When baked plain and allowed to caramelize naturally, free of sugary toppings, sweet potatoes are a nutrition powerhouse. A medium-sized cooked sweet potato is an excellent source of vitamins A and C, a good source of fiber and only about 100 calories. Luckily, these rewarding roots are available year round. And where’s the nation’s sweet potato capital? That would be North Carolina, which produces nearly half of America’s supply.
Fiber plays an important role in maintaining weight by slowing down the digestion of food. The longer it takes your food to digest, the longer you’ll stay full and the less snacking you’ll do before your next meal. This slow digestion also makes sweet potatoes a low to medium glycemic food, so even diabetics can enjoy a touch of natural sweetness without causing blood sugar levels to spike.
Baking sweet potatoes with the skin on at a low 375° F for 35 minutes will produce a caramelized skin and a sweet fluffy center. But if you’re short on time, here are a few speedier cooking methods:
Sauté: Cook and stir sliced or diced sweet potatoes in hot oil for about 10 minutes.
Boil: Cook 1-inch thick slices in 2 inches of boiling water for about 12 minutes.
Speed-bake: Microwave whole sweet potatoes for four minutes; then bake at 450° F for five to 10 minutes.
The following recipe for guilt-free Sweet Potato Burgers is a great alternative to the typical high-calorie, all-meat burger. For a lighter alternative, skip the bun and place the patty over a bed of greens garnished with avocado slices and your favorite salad dressing.
For more sweet potato recipes and nutrition information, visit www.ncsweetpotatoes.com.
Sweet Potato Turkey Burgers
2 cups mashed sweet potato (about 1 pound)
1 package ground turkey (about 1¼ pound)
½ cup finely diced red onion
1 teaspoon salt
¾ teaspoon ground cumin
1 teaspoon cooking oil
In small pan over medium heat, heat cooking oil.
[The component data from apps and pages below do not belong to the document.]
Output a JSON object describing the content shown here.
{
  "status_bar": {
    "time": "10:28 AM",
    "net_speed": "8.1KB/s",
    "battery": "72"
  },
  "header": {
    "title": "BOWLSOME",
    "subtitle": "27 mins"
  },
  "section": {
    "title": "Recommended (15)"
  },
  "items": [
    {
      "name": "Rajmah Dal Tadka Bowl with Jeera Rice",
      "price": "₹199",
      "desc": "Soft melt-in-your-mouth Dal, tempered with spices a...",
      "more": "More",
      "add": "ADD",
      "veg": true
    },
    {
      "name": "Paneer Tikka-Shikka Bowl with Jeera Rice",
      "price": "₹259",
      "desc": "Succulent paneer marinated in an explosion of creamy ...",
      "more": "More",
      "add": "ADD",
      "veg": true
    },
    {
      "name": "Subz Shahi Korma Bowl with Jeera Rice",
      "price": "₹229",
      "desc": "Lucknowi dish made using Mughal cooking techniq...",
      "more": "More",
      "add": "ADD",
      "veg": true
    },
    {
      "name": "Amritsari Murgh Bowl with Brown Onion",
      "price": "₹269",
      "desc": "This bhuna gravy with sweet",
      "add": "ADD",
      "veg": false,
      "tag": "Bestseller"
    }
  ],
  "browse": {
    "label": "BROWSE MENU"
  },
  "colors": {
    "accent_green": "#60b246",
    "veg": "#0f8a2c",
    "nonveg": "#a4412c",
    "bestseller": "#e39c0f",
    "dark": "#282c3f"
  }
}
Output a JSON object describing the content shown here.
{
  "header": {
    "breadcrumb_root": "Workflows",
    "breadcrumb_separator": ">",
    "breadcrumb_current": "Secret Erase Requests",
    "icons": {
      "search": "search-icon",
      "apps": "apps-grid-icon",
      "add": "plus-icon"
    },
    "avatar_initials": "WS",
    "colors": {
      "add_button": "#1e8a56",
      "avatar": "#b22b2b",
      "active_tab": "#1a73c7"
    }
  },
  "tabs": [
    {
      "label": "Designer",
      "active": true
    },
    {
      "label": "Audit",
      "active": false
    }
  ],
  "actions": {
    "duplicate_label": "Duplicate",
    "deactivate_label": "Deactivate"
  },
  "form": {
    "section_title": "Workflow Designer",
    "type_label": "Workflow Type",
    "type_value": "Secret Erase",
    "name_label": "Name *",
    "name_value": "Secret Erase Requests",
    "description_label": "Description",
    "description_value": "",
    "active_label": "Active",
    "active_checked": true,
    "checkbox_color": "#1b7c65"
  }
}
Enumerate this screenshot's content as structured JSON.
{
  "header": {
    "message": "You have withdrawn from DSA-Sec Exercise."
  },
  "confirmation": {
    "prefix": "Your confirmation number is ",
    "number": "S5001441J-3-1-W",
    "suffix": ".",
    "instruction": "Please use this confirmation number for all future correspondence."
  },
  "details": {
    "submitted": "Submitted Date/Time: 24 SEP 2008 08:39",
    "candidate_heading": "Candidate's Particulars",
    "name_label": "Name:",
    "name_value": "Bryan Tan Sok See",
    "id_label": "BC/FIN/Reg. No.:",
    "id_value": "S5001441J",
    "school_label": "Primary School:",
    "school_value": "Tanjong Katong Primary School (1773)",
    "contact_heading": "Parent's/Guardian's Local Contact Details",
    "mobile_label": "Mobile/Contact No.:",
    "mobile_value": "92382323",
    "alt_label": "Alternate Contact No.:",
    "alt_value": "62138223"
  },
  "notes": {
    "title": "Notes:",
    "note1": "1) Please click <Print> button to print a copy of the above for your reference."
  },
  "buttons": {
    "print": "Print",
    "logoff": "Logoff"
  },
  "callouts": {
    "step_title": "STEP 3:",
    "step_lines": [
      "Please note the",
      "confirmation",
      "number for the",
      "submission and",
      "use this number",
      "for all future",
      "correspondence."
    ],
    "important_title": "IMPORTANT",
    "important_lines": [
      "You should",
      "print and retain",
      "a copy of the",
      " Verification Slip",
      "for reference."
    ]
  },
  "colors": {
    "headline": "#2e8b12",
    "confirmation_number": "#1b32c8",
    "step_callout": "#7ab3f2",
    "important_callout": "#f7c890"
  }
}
Add onions; cook and stir until slightly soft, about one minute; set aside. In large bowl, mash together sweet potatoes, turkey, salt, cumin and reserved onion. Form eight 4- to 5-ounce patties. Heat oil in large pan and cook patties over medium heat until cooked through, about five minutes per side. Assemble burgers with your choice of toppings. Makes eight burgers.
Per serving: 161 calories, 18 g protein, 16 g carbohydrates, 2 g fiber, 5 g sugar, 3 g total fat (0.4 g saturated fat). Diabetic exchanges: 0.8 starch, 0.3 fat, 0.2 vegetable, 1.7 lean meat.
Source: North Carolina Sweet Potatoes Courtesy of Family Features